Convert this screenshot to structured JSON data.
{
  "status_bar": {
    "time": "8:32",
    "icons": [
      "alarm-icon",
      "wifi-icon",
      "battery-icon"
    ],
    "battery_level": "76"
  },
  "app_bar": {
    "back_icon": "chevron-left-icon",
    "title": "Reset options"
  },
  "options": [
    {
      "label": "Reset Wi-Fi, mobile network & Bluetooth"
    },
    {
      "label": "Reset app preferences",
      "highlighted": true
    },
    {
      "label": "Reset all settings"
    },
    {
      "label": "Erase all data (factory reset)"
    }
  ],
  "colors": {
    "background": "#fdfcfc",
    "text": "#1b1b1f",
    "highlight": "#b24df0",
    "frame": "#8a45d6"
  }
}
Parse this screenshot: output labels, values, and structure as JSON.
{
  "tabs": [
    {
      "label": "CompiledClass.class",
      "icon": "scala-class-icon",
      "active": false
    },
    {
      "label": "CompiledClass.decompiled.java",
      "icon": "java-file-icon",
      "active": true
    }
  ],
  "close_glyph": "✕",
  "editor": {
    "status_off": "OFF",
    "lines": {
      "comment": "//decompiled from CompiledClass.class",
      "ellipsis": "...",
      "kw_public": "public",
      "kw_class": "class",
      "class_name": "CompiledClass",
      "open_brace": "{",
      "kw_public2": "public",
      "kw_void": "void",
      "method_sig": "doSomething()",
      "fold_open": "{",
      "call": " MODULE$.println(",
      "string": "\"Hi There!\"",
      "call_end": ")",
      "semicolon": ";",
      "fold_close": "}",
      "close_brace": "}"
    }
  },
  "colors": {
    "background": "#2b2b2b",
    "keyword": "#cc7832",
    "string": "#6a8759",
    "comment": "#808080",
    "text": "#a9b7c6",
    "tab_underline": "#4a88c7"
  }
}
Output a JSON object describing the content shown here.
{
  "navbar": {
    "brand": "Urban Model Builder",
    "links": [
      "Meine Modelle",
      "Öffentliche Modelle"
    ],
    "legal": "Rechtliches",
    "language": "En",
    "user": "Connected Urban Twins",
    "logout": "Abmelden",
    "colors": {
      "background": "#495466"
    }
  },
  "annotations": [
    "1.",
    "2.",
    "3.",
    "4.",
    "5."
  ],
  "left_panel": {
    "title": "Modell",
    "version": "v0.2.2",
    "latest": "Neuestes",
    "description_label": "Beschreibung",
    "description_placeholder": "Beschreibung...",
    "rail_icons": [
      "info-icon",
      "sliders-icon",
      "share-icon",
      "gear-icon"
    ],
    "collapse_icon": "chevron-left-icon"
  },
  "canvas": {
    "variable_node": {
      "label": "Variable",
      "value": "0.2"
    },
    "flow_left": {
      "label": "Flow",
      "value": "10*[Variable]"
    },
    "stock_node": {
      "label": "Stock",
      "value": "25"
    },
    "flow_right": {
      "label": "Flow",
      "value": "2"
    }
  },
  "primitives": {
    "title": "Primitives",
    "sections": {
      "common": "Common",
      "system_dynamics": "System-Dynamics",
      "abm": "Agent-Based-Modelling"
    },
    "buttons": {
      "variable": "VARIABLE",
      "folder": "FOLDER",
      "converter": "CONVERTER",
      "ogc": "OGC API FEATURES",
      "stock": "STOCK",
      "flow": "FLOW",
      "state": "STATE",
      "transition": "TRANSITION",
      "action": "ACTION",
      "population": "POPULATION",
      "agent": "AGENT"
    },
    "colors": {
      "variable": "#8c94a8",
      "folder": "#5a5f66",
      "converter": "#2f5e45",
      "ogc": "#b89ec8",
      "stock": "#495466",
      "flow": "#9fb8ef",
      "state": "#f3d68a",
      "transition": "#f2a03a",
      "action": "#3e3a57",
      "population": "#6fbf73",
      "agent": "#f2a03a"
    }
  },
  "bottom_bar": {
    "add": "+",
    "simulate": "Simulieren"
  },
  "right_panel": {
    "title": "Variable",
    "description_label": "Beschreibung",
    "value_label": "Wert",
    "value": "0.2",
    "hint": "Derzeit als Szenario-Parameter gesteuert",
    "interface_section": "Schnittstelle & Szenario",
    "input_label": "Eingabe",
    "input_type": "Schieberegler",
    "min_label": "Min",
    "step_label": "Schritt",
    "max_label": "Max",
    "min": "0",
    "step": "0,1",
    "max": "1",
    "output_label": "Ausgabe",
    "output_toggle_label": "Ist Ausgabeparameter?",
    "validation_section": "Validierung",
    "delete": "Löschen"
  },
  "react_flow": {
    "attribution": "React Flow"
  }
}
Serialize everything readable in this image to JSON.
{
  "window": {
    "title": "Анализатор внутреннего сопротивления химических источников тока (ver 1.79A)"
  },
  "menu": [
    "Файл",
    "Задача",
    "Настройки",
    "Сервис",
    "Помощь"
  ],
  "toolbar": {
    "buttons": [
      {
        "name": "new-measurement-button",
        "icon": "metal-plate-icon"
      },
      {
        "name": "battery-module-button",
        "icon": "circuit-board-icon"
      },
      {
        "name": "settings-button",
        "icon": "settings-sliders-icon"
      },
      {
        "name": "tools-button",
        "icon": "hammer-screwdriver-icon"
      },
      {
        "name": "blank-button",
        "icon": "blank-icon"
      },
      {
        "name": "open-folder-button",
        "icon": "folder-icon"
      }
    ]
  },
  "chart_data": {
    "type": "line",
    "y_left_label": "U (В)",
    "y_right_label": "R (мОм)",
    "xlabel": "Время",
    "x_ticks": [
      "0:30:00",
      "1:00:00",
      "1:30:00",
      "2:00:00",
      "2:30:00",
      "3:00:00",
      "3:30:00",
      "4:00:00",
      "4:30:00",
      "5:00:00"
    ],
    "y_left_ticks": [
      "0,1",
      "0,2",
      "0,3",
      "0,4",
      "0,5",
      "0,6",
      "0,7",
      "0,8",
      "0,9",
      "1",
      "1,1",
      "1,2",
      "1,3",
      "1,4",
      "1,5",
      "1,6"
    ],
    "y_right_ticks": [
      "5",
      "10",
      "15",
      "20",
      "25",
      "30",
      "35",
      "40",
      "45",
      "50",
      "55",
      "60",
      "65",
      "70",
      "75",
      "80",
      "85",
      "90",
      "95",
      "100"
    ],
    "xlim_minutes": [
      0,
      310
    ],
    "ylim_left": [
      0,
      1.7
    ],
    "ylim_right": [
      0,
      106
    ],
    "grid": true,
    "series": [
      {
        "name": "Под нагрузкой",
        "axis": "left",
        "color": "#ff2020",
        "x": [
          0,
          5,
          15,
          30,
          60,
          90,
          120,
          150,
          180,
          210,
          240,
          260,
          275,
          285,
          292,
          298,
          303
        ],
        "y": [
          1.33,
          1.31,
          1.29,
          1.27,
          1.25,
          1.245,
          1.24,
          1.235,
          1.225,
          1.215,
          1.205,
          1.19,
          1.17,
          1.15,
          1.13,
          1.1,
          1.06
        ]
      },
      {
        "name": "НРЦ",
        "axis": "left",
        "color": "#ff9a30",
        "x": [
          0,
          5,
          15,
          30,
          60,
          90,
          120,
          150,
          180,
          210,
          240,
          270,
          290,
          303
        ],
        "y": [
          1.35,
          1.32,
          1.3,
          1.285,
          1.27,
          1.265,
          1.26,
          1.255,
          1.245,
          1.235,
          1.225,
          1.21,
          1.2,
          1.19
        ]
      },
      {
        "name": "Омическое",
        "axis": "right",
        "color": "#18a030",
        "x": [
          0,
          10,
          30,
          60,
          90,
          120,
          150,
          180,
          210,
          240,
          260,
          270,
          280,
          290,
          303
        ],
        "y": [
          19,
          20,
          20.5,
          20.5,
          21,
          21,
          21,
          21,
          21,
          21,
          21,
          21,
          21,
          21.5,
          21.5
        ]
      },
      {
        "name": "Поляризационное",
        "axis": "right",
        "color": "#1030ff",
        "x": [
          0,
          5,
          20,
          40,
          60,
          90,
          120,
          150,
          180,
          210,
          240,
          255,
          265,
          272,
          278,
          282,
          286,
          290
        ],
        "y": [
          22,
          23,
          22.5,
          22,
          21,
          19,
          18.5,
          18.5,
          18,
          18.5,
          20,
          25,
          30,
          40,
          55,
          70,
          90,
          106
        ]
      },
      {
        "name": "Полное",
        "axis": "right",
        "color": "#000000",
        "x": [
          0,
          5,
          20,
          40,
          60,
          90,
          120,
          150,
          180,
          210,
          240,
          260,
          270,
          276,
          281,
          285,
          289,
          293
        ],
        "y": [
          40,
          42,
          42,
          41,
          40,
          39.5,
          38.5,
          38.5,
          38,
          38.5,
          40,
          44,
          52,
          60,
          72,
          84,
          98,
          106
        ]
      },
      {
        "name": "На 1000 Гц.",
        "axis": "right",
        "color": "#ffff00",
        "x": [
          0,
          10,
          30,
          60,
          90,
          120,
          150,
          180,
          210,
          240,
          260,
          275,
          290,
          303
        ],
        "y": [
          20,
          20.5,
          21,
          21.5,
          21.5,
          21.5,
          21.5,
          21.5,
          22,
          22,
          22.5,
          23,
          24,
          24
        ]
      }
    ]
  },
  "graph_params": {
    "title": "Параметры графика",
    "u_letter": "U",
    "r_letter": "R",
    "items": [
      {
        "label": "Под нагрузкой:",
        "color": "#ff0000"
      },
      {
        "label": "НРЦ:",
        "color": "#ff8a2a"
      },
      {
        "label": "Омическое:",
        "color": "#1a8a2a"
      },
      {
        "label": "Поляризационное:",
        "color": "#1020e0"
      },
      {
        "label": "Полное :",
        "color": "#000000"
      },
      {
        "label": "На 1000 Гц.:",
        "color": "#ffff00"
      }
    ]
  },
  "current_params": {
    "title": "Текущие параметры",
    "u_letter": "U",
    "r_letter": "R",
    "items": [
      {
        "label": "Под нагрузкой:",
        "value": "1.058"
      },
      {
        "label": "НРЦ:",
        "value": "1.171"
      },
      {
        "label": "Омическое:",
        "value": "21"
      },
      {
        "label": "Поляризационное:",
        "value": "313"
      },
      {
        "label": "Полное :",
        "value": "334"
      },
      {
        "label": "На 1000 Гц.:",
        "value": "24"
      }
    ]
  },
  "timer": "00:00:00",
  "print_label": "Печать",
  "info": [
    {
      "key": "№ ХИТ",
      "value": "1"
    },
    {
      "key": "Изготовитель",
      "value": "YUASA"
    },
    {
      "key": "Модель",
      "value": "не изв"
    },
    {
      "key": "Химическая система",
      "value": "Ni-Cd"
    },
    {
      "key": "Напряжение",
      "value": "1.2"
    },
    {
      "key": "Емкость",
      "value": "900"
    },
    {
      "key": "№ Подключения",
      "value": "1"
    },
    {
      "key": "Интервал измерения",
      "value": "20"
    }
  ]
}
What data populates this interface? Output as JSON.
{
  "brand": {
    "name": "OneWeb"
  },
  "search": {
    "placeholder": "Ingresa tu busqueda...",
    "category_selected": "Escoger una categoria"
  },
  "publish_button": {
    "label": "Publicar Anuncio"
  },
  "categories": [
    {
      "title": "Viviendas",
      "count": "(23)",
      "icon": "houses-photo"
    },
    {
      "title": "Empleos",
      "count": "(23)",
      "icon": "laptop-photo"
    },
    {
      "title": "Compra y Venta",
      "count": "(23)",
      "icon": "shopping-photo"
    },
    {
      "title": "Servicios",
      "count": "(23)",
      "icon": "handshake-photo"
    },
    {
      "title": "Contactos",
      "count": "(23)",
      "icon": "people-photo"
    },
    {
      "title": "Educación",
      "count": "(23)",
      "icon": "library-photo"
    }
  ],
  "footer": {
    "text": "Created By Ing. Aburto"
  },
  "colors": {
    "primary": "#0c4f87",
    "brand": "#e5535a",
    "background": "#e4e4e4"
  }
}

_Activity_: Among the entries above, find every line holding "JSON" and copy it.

_Completed exercise_:
Convert this screenshot to structured JSON data.
Parse this screenshot: output labels, values, and structure as JSON.
Output a JSON object describing the content shown here.
Serialize everything readable in this image to JSON.
What data populates this interface? Output as JSON.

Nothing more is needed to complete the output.